Don’t Make These Individual Retirement Account Deduction Mistakes
If you haven’t maxed out your Individual Retirement Account for 2021, here’s some good news: you still have time.
But if you’re considering a deduction to lower your tax bill, you need to know the rules, experts say.
The last chance for 2021 IRA contributions is the tax filing deadline, which is April 18, 2022, for most Americans.
You can deposit up to $6,000 for 2021 or $7,000 if you’re 50 or older, provided you’ve earned at least that much through employment or self-employment.
Learn more about personal finance:
Why it makes sense to adjust tax deductions earlier in the year
What to do if you received a bad child tax credit letter from the IRS
Plan now to avoid a tax bomb later. Why the location of your asset matters
“Anyone can contribute to a traditional IRA — you, me, Jeff Bezos,” said certified financial planner Howard Pressman, partner at Egan, Berger & Weiner in Vienna, Virginia.
However, the ability to waive IRA contributions depends on two factors: participation in workplace retirement plans and income.
An investor and spouse can be “in the clear” to write off their entire IRA contributions if both spouses don’t participate in an employer’s retirement plan, said Larry Harris, CFP and director of tax services. at Parsec Financial in Asheville, North Carolina.
However, the rules change if either partner has coverage and participates in the plan, including employee or company deposits.
For example, participation may include employee contributions, company matches, profit sharing, or other employer deposits.
IRA deduction rules

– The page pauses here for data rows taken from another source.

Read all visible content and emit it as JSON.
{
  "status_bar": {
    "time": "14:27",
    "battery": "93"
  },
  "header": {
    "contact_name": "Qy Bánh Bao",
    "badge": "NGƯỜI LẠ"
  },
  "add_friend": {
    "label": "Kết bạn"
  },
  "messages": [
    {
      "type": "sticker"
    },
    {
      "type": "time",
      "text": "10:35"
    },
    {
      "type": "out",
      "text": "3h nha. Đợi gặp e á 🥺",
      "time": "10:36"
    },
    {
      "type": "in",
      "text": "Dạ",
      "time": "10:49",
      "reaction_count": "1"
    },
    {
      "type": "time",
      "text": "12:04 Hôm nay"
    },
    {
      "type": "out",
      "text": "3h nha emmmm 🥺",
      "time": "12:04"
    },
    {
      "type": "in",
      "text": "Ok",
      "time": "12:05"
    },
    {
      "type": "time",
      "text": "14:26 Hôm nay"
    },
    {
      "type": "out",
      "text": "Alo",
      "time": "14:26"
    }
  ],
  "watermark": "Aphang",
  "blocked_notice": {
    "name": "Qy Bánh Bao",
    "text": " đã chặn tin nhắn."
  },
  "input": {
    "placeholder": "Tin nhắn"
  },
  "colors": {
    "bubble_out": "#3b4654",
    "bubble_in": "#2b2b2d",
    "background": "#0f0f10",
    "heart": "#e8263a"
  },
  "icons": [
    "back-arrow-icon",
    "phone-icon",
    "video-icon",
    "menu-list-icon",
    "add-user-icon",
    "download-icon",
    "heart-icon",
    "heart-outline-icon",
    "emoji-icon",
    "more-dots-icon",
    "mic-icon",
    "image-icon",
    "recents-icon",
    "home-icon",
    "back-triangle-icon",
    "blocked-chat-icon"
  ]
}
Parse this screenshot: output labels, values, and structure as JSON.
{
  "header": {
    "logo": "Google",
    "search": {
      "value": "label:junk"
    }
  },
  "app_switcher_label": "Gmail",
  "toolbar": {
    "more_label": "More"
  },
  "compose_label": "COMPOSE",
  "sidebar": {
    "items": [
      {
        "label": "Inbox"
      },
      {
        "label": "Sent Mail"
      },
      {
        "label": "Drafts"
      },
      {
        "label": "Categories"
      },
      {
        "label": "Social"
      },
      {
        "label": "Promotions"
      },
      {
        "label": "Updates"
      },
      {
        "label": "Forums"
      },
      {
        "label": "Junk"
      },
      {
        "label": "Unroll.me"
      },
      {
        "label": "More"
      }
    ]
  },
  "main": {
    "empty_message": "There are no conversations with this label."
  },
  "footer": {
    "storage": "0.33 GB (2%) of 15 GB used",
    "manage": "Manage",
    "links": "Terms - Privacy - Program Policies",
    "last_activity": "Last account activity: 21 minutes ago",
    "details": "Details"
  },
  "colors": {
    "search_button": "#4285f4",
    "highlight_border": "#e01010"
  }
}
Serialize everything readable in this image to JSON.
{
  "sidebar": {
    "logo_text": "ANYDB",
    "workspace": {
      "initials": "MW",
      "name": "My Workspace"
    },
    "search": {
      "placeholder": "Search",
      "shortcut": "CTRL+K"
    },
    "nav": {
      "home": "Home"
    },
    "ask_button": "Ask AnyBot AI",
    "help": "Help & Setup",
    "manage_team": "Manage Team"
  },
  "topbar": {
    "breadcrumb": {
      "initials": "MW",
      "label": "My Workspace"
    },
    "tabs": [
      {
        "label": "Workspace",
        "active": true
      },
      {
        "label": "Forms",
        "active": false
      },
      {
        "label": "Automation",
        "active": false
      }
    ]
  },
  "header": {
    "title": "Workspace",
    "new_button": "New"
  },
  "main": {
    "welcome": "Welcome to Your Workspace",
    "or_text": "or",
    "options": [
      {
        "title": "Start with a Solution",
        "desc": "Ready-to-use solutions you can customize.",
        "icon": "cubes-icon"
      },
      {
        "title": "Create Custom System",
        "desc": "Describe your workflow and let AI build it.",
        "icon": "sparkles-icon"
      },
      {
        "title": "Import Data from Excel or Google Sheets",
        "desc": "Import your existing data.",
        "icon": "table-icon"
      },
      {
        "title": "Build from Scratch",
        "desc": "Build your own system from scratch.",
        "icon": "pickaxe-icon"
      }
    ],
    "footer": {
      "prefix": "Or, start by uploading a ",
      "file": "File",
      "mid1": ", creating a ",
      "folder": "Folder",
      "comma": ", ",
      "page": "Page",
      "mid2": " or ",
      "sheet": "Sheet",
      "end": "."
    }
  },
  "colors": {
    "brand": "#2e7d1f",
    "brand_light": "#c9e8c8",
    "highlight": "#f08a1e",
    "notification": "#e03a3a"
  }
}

For 2021, single investors using a workplace retirement plan can claim tax relief for their entire IRA contribution if their adjusted adjusted gross income is $66,000 or less.
Although there is still a partial deduction before they reach $76,000, the benefit disappears once they reach that threshold.
Married couples who file together can receive the full benefit with $105,000 or less, and their partial tax relief is still available before reaching $125,000.
There is an IRS chart covering each of these limits here.
Spouses who don’t work outside the home can also contribute based on the earning spouse’s income, in what’s called a spouse IRA, Pressman added.
“It also has income limits, but they are higher than those for workers covered by a plan,” he said.
Non-deductible IRA strategies
Although some investors are not eligible for IRA contribution deductions, there are other options to consider.
Non-deductible IRA contributions are a popular choice because some investors may be eligible to convert the after-tax deposit into a Roth IRA, known as a “backdoor” maneuver, bypassing income limits.
While the strategy was on the chopping block last fall, it survived negotiations for the House Democrats’ social and climate spending plan. However, Build Back Better has stalled in the Senate and talks are ongoing.
Other options may include capping a workplace pension plan, including catch-up contributions for those age 50 and older, Pressman suggests.
After that, someone can consider investing in low turnover index mutual funds in a regular brokerage account.
“This account will not be subject to retirement rules, which will limit your access to funds, and when you receive distributions, your growth will be taxed at more favorable capital gains tax rates rather than tax rates. higher ordinary income from IRAs,” he added.
“Although you will have to pay capital gains and dividend taxes each year, using low-turnover index funds should keep those taxes to a minimum,” he said.